== Segment start ==

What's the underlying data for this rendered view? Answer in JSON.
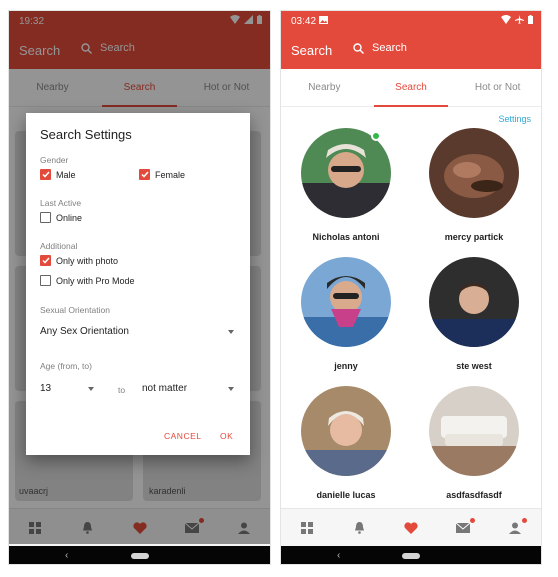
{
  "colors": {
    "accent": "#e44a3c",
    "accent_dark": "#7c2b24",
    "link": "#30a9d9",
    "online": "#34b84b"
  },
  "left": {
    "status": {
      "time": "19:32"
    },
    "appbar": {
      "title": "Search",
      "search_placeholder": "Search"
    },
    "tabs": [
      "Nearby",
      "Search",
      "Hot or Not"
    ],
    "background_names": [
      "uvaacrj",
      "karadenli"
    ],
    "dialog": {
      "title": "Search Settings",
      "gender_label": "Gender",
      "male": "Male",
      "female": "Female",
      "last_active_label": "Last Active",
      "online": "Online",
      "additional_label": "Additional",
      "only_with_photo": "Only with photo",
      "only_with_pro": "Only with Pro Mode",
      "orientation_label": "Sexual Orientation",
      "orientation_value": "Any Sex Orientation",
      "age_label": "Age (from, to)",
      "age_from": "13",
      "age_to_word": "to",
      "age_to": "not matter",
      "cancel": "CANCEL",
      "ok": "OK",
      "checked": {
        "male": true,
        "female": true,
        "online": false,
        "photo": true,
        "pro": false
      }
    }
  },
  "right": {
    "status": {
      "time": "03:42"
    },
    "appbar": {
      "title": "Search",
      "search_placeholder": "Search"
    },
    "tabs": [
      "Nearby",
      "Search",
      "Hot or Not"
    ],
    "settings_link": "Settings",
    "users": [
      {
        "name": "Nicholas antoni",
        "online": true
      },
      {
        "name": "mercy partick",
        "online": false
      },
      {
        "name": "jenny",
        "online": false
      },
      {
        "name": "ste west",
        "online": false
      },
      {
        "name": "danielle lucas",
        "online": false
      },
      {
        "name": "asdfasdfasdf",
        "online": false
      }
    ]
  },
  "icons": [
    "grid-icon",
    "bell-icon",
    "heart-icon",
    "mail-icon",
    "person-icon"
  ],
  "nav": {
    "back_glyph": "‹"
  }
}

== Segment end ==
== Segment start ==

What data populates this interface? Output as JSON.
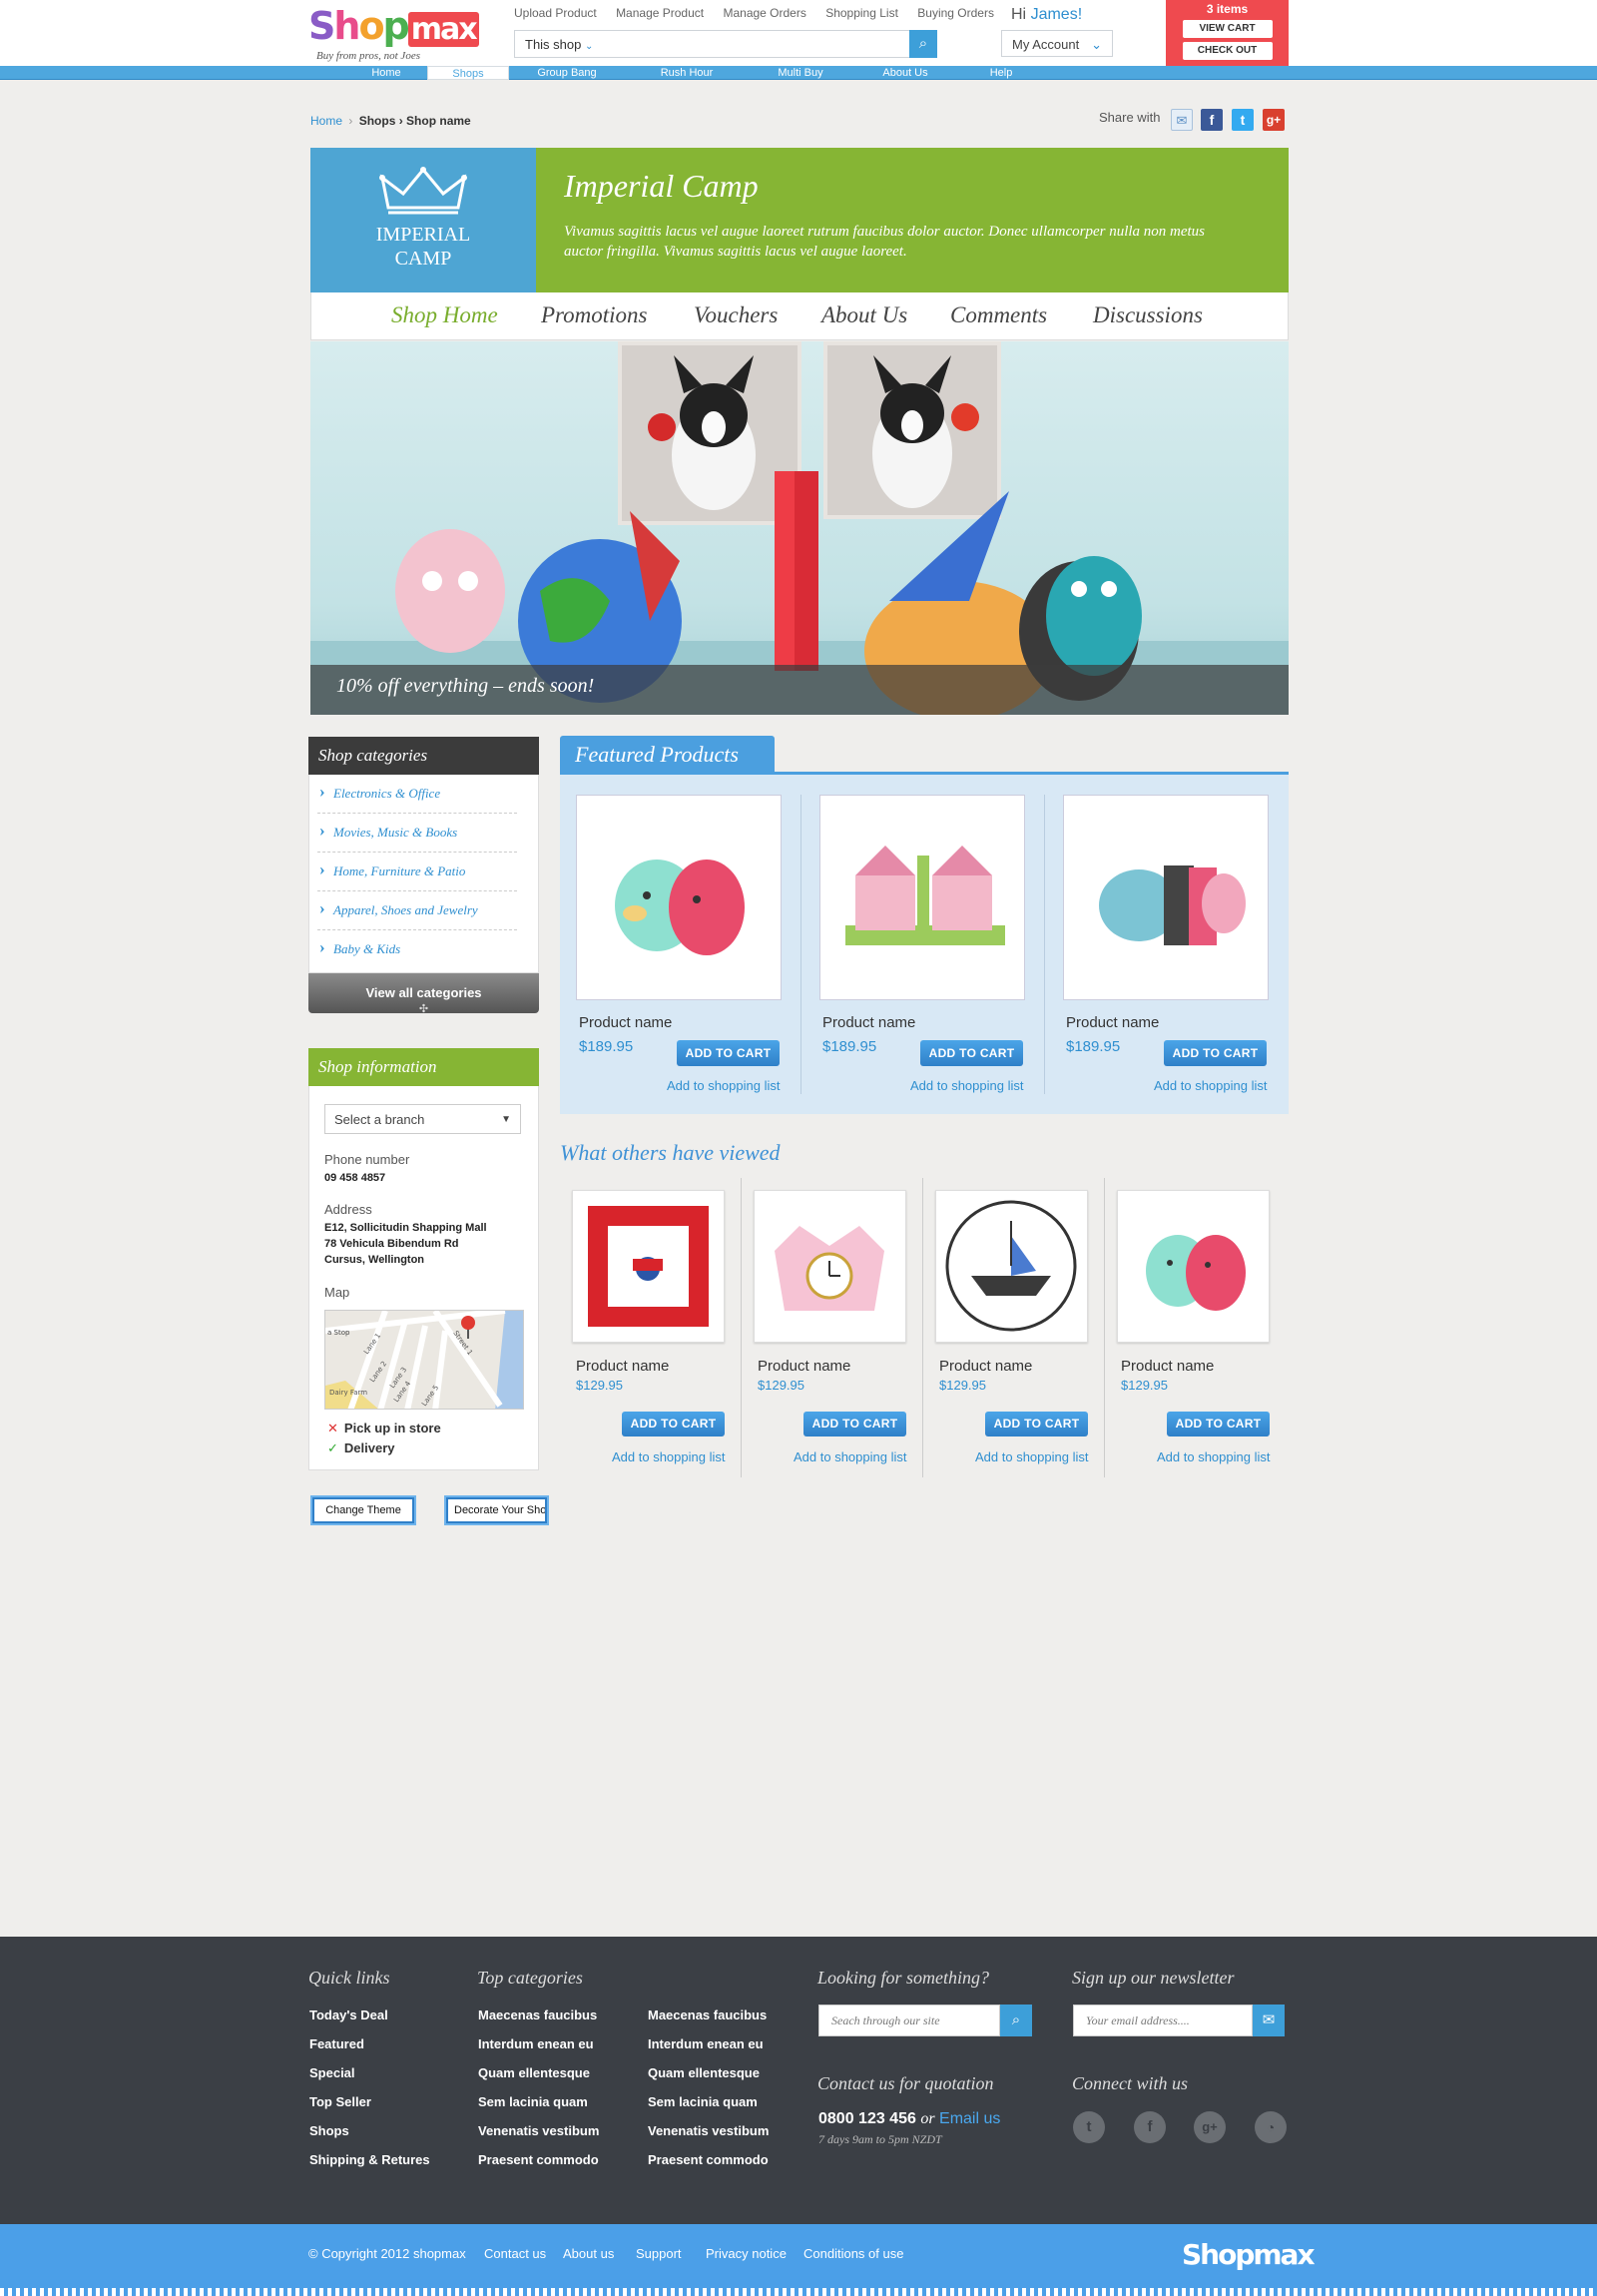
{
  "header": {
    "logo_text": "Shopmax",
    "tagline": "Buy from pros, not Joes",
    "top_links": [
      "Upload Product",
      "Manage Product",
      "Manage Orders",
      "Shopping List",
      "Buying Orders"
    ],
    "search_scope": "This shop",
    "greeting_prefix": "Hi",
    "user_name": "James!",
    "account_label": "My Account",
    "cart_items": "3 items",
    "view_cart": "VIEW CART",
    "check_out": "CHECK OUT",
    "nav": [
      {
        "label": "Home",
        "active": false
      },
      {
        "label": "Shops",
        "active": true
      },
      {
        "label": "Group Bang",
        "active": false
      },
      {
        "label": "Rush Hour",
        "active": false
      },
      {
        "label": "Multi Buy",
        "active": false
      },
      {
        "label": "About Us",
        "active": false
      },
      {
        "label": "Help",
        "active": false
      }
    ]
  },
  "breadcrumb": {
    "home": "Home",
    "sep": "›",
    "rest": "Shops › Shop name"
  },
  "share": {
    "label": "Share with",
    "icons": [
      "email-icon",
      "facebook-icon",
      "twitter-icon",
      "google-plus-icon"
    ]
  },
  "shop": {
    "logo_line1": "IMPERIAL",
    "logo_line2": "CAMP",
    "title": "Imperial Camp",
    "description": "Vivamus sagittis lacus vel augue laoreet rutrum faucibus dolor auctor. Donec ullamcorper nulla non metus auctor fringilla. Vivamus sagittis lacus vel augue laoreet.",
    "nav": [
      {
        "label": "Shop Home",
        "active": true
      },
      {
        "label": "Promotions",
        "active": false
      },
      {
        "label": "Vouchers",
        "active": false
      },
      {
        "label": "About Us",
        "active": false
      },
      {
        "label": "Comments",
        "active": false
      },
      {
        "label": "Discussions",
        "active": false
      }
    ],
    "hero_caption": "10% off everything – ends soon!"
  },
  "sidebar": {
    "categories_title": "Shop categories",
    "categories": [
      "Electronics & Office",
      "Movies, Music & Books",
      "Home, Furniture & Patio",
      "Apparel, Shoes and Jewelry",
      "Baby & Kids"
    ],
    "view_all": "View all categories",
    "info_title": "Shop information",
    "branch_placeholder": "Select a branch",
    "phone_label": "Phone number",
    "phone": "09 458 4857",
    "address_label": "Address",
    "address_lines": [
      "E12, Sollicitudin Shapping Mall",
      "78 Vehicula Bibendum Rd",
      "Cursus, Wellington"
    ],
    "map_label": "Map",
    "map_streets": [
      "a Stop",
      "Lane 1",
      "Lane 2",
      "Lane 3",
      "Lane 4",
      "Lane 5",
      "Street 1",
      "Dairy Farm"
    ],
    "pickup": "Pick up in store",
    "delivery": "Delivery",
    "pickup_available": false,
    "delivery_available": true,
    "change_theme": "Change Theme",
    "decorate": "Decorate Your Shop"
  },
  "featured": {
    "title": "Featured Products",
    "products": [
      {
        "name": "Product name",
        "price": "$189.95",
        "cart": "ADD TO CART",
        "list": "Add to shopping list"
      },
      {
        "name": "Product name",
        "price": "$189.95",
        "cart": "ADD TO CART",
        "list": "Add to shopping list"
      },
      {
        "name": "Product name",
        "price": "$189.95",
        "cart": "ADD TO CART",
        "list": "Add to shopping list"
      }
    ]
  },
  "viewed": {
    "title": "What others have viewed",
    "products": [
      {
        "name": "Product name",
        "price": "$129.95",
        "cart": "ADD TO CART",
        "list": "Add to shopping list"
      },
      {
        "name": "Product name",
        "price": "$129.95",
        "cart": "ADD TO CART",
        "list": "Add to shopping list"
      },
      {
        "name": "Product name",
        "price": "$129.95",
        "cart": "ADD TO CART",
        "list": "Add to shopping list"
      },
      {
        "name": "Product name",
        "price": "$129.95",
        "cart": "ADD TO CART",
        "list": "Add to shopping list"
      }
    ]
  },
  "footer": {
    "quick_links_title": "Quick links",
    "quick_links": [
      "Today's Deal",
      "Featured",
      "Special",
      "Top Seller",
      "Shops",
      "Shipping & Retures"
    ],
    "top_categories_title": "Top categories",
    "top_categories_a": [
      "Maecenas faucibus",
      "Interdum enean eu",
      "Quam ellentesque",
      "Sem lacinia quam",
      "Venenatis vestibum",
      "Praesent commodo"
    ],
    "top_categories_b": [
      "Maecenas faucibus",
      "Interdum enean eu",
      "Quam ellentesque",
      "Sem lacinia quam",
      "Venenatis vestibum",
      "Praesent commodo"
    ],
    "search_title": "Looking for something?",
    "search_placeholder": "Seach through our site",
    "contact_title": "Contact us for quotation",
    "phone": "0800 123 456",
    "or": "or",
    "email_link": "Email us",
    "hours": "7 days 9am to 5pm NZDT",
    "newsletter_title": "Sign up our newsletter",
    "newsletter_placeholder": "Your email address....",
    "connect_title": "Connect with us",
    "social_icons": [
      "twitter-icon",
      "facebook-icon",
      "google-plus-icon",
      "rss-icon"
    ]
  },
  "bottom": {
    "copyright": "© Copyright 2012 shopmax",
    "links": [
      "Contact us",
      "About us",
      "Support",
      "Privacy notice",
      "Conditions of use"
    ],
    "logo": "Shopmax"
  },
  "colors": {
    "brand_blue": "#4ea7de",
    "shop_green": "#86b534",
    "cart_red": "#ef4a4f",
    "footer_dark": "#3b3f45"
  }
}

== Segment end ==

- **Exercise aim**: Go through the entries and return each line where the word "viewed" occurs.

- **Answer section**:
  "viewed": {
    "title": "What others have viewed",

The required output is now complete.